International Environmental Agreements: Politics, Law and Economics

, Volume 15, Issue 2, pp 79–104

Democracy and state environmental commitment to international environmental treaties

Authors

    • Department of Political ScienceKent State University at Stark Campus
  • Juliann E. Allison
    • Department of Political ScienceUniversity of California, Riverside
Original Paper

DOI: 10.1007/s10784-013-9213-6

Cite this article as:
Carbonell, J.R. & Allison, J.E. Int Environ Agreements (2015) 15: 79. doi:10.1007/s10784-013-9213-6

Abstract

One of the current research endeavors in international environmental politics is understanding the link between democracy and international environmental protection. Scholars in the field seek to identify the international and domestic factors that increase state commitment to international environmental treaties and agreements. Counter to the traditional literature on international environmental commitment, this paper reconceptualizes both traditional and alternative theories in order to identify domestic institutional factors that may increase state cooperation with international environmental agreements. In particular, this study posits that democratic governments in comparison to authoritarian governments increase state compliance with international environmental agreements; however, there may be domestic environmental conditions, such as limited access to clean water that may constrain democracies in participating in international environmental agreements. This study presents a quantitative analysis measuring the effects of democracy on state compliance behaviors with international environmental agreements. The results of the study provide support for an alternative bottom-up theoretical framework focusing on domestic environmental politics in addressing international environmental agreements.

Keywords

International environmental commitment International environmental treaties and agreements Democracy Access to clean water Environmental protection

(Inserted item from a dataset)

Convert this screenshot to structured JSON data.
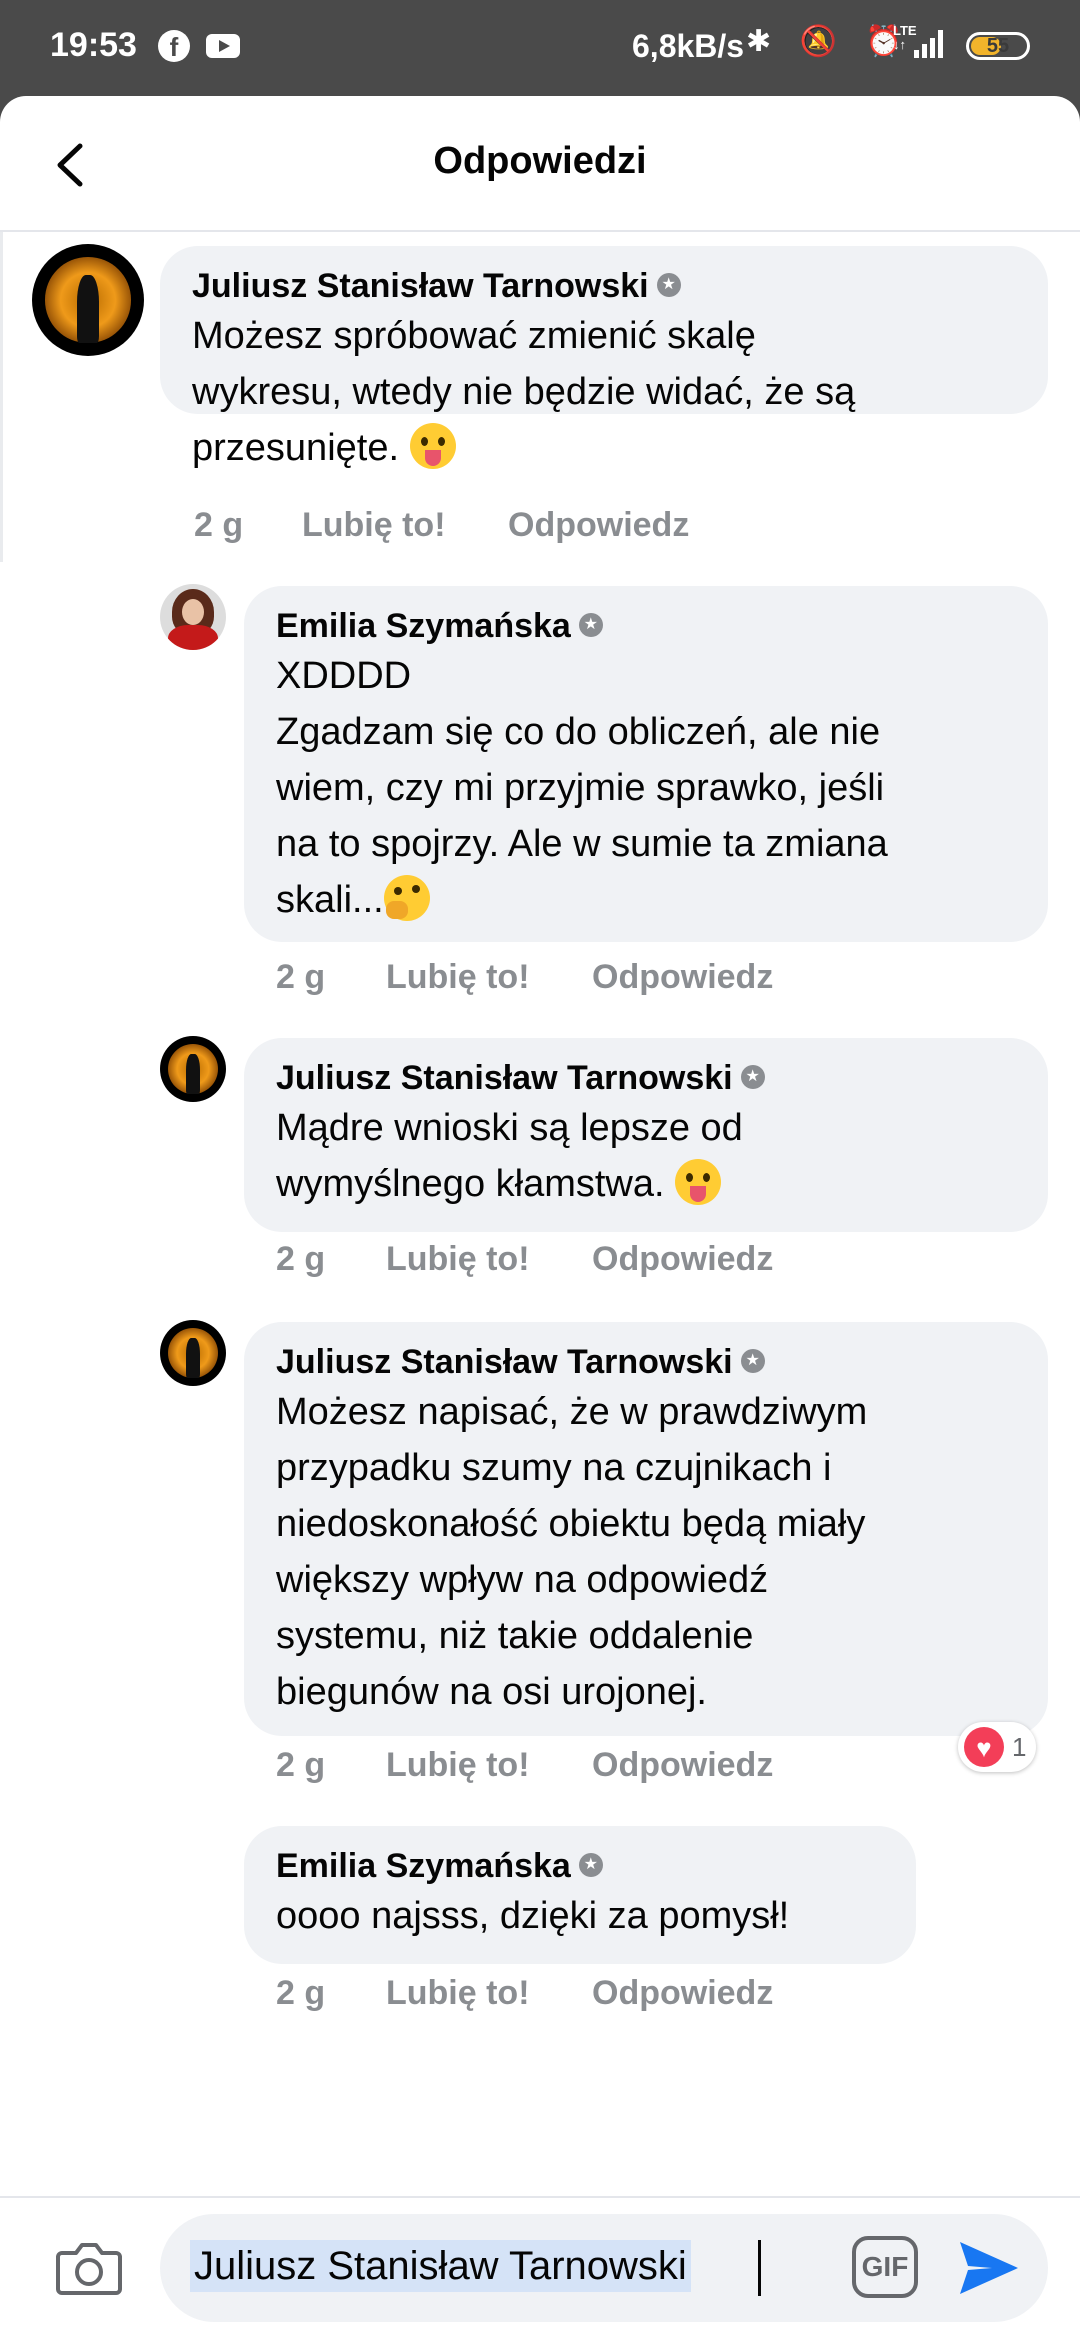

Abbreviations

CFC

Chlorofluorocarbon

GDP

Gross domestic product

HST

Hegemonic stability theory

IEO

International environmental organization

NGO

Non-governmental organization

OLS

Ordinary least squares

PR

Proportional representation

SMDP

Single-member district plurality

UNEP

United Nations environmental program

Copyright information

© Springer Science+Business Media Dordrecht 2013